To new runners, picking out that first pair of running shoes can be daunting. What style of shoe to buy?
There are minimalist running shoes, neutral shoes, motion control, stability and more—and this is before you even try them on.
But according to a new Danish study of 927 new runners, newbies probably shouldn't worry so much about the ins and outs of foot pronation and shoe style. When it comes to the risk of injury in the first year, neutral running shoes—which cushion a runner’s footfall, but also flex with his/her natural foot motion to balance out what’s already a structured step—are just that: neutral. It turns out runners had the same rate of injury in neutral footwear regardless of their arches.
Of course, as runners are human beings, the novices tripped, tumbled, pulled muscles and got hurt in the course of their newly established running routines. The study tracked the injuries that kept them from running for a week for the report. About a quarter of the novice runners—252 in all—had an injury like this over the course of the year, after which the researchers crunched the numbers.
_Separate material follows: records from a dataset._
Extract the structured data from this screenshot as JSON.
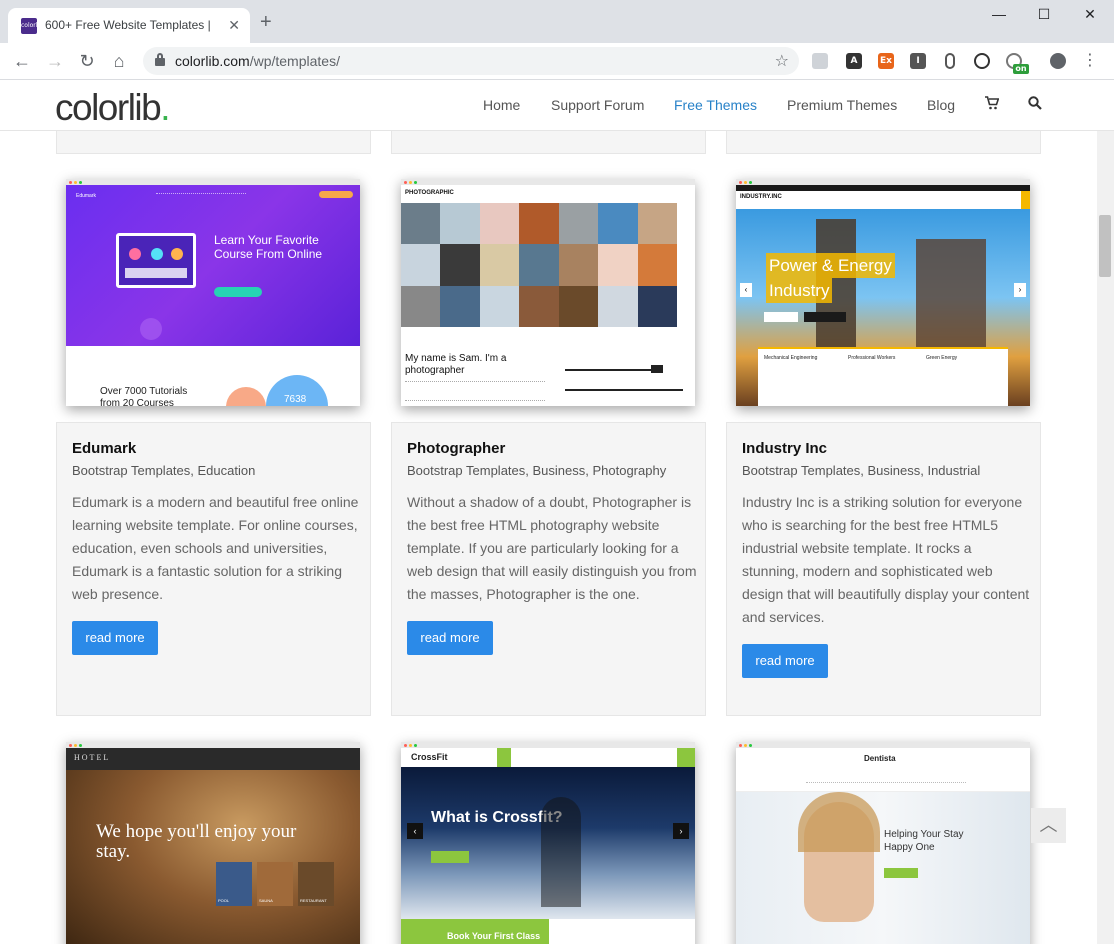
{
  "browser": {
    "tab_title": "600+ Free Website Templates |",
    "favicon_text": "colorlib",
    "url_domain": "colorlib.com",
    "url_path": "/wp/templates/",
    "ext_on_badge": "on"
  },
  "site": {
    "logo": "colorlib",
    "logo_dot": ".",
    "nav": [
      "Home",
      "Support Forum",
      "Free Themes",
      "Premium Themes",
      "Blog"
    ],
    "active_nav": "Free Themes",
    "accent_color": "#2882c8",
    "button_color": "#2b8ae8"
  },
  "cards": [
    {
      "title": "Edumark",
      "categories": "Bootstrap Templates, Education",
      "description": "Edumark is a modern and beautiful free online learning website template. For online courses, education, even schools and universities, Edumark is a fantastic solution for a striking web presence.",
      "button": "read more",
      "preview": {
        "logo": "Edumark",
        "headline": "Learn Your Favorite Course From Online",
        "subtext": "Over 7000 Tutorials from 20 Courses",
        "badge": "7638"
      }
    },
    {
      "title": "Photographer",
      "categories": "Bootstrap Templates, Business, Photography",
      "description": "Without a shadow of a doubt, Photographer is the best free HTML photography website template. If you are particularly looking for a web design that will easily distinguish you from the masses, Photographer is the one.",
      "button": "read more",
      "preview": {
        "logo": "PHOTOGRAPHIC",
        "headline": "My name is Sam. I'm a photographer"
      }
    },
    {
      "title": "Industry Inc",
      "categories": "Bootstrap Templates, Business, Industrial",
      "description": "Industry Inc is a striking solution for everyone who is searching for the best free HTML5 industrial website template. It rocks a stunning, modern and sophisticated web design that will beautifully display your content and services.",
      "button": "read more",
      "preview": {
        "logo": "INDUSTRY.INC",
        "headline_line1": "Power & Energy",
        "headline_line2": "Industry",
        "features": [
          "Mechanical Engineering",
          "Professional Workers",
          "Green Energy"
        ]
      }
    }
  ],
  "row2_previews": [
    {
      "logo": "HOTEL",
      "headline": "We hope you'll enjoy your stay.",
      "tiles": [
        "POOL",
        "SAUNA",
        "RESTAURANT"
      ]
    },
    {
      "logo": "CrossFit",
      "headline": "What is Crossfit?",
      "cta": "Book Your First Class"
    },
    {
      "logo": "Dentista",
      "headline": "Helping Your Stay Happy One"
    }
  ],
  "back_to_top_icon": "chevron-up-icon"
}
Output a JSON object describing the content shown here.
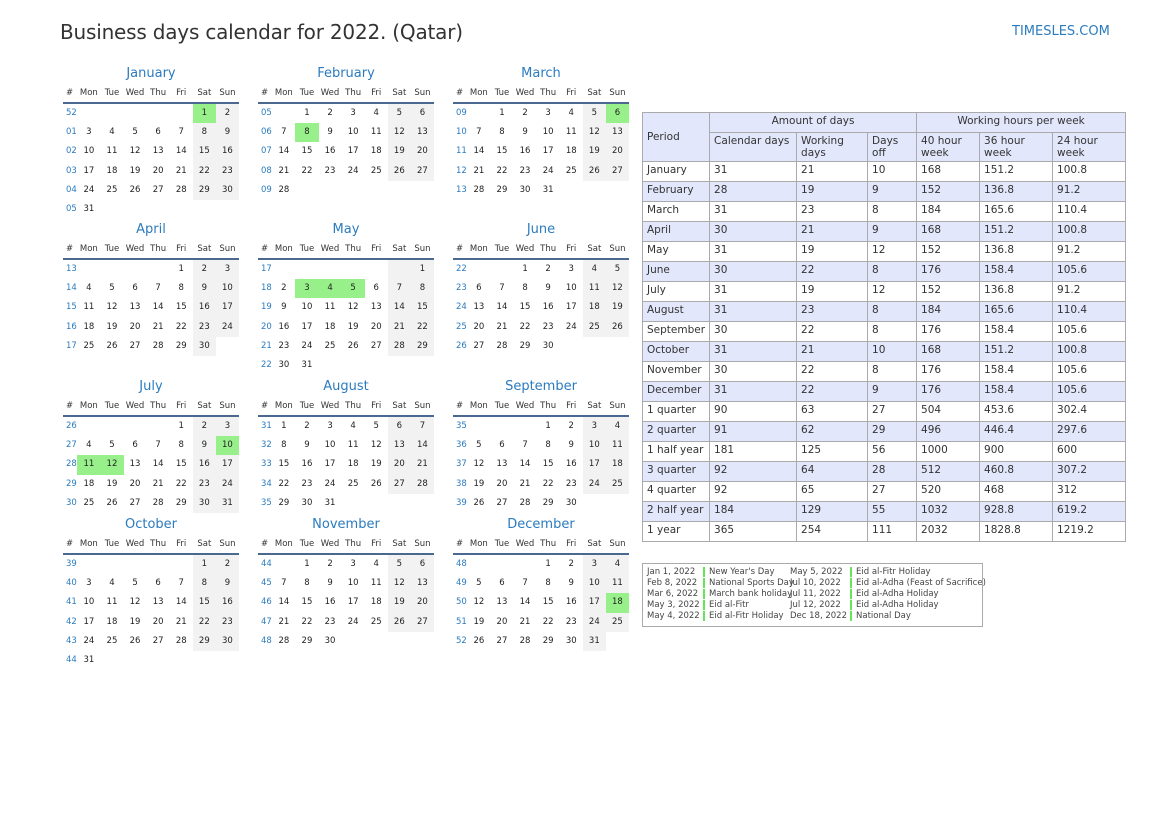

At the beginning of the experiment, the runners had their feet examined to see how their feet hit the ground when they ran. That's because people run differently depending on the height of their arch and other factors in the foot. Underpronators, who tend to have high arches, run by putting more weight onto the outside of the foot than the inside of it and using the outer toes to launch their feet again. Overpronators, who tend to have flat feet, do the opposite and put too much weight on their big toes to bring their feet off the ground. Normal pronators, who tend to have average-height arches, push off evenly across the foot and make up the vast majority of runners.
In the study, 422 feet (yes, they measured individual feet rather than participants) were overpronated, 140 were underpronated and 1254 had normal pronation. Though it's popular wisdom that beginner under- and overpronators should wear corrective shoes to prevent injury, the study found that that these stride differences had no effect on injuries when all runners wore the neutral shoe.
This means that for new runners, corrective running shoes—stability or motion control shoes for overpronators and highly cushioned neutral shoes for underpronators—aren't yet necessary to prevent injuries. Mind you, the study looked only at new runners. More advanced runners should stop by their local running store and talk with an expert if they're not sure what type of running shoe is best for them. As for injuries from trees, potholes and general clumsiness—well, that's your responsibility alone.